WHAT IS BEING ASKED:
Repeat the records below in their entirety, exactly.

DATA:
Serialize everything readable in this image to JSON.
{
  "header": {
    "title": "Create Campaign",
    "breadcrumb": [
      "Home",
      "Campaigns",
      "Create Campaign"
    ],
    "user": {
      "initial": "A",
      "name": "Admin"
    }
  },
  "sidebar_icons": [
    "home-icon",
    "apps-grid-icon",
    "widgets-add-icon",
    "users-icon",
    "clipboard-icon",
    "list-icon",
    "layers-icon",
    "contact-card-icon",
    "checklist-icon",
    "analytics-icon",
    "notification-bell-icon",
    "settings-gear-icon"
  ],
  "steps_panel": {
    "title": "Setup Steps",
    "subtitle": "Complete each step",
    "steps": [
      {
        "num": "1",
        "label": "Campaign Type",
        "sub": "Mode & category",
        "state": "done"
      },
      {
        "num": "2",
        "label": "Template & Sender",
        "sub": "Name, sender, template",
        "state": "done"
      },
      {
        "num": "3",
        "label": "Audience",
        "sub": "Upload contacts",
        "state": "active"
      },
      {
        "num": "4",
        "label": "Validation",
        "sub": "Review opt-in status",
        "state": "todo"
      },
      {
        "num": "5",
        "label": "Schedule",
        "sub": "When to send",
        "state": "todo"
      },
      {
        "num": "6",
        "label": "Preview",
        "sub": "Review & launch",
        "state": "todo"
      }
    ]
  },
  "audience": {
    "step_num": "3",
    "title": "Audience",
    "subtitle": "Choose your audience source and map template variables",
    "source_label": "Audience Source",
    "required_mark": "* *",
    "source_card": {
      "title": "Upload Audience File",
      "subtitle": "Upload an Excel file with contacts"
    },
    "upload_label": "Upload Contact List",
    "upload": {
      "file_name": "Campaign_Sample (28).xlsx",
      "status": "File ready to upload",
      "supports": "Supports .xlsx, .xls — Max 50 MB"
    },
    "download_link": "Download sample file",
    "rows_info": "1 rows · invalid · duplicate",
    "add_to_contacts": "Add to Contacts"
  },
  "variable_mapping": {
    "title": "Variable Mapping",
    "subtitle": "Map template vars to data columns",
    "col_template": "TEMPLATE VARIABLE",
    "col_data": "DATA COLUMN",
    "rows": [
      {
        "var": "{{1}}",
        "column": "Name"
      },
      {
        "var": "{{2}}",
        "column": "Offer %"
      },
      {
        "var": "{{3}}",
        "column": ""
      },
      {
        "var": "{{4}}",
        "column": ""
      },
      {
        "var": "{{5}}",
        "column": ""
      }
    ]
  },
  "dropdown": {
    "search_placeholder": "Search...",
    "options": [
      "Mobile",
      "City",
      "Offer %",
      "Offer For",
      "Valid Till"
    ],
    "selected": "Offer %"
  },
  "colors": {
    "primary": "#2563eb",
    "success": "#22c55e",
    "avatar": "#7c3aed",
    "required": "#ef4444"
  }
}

RESULT:
Serialize everything readable in this image to JSON.
{
  "header": {
    "title": "Create Campaign",
    "breadcrumb": [
      "Home",
      "Campaigns",
      "Create Campaign"
    ],
    "user": {
      "initial": "A",
      "name": "Admin"
    }
  },
  "sidebar_icons": [
    "home-icon",
    "apps-grid-icon",
    "widgets-add-icon",
    "users-icon",
    "clipboard-icon",
    "list-icon",
    "layers-icon",
    "contact-card-icon",
    "checklist-icon",
    "analytics-icon",
    "notification-bell-icon",
    "settings-gear-icon"
  ],
  "steps_panel": {
    "title": "Setup Steps",
    "subtitle": "Complete each step",
    "steps": [
      {
        "num": "1",
        "label": "Campaign Type",
        "sub": "Mode & category",
        "state": "done"
      },
      {
        "num": "2",
        "label": "Template & Sender",
        "sub": "Name, sender, template",
        "state": "done"
      },
      {
        "num": "3",
        "label": "Audience",
        "sub": "Upload contacts",
        "state": "active"
      },
      {
        "num": "4",
        "label": "Validation",
        "sub": "Review opt-in status",
        "state": "todo"
      },
      {
        "num": "5",
        "label": "Schedule",
        "sub": "When to send",
        "state": "todo"
      },
      {
        "num": "6",
        "label": "Preview",
        "sub": "Review & launch",
        "state": "todo"
      }
    ]
  },
  "audience": {
    "step_num": "3",
    "title": "Audience",
    "subtitle": "Choose your audience source and map template variables",
    "source_label": "Audience Source",
    "required_mark": "* *",
    "source_card": {
      "title": "Upload Audience File",
      "subtitle": "Upload an Excel file with contacts"
    },
    "upload_label": "Upload Contact List",
    "upload": {
      "file_name": "Campaign_Sample (28).xlsx",
      "status": "File ready to upload",
      "supports": "Supports .xlsx, .xls — Max 50 MB"
    },
    "download_link": "Download sample file",
    "rows_info": "1 rows · invalid · duplicate",
    "add_to_contacts": "Add to Contacts"
  },
  "variable_mapping": {
    "title": "Variable Mapping",
    "subtitle": "Map template vars to data columns",
    "col_template": "TEMPLATE VARIABLE",
    "col_data": "DATA COLUMN",
    "rows": [
      {
        "var": "{{1}}",
        "column": "Name"
      },
      {
        "var": "{{2}}",
        "column": "Offer %"
      },
      {
        "var": "{{3}}",
        "column": ""
      },
      {
        "var": "{{4}}",
        "column": ""
      },
      {
        "var": "{{5}}",
        "column": ""
      }
    ]
  },
  "dropdown": {
    "search_placeholder": "Search...",
    "options": [
      "Mobile",
      "City",
      "Offer %",
      "Offer For",
      "Valid Till"
    ],
    "selected": "Offer %"
  },
  "colors": {
    "primary": "#2563eb",
    "success": "#22c55e",
    "avatar": "#7c3aed",
    "required": "#ef4444"
  }
}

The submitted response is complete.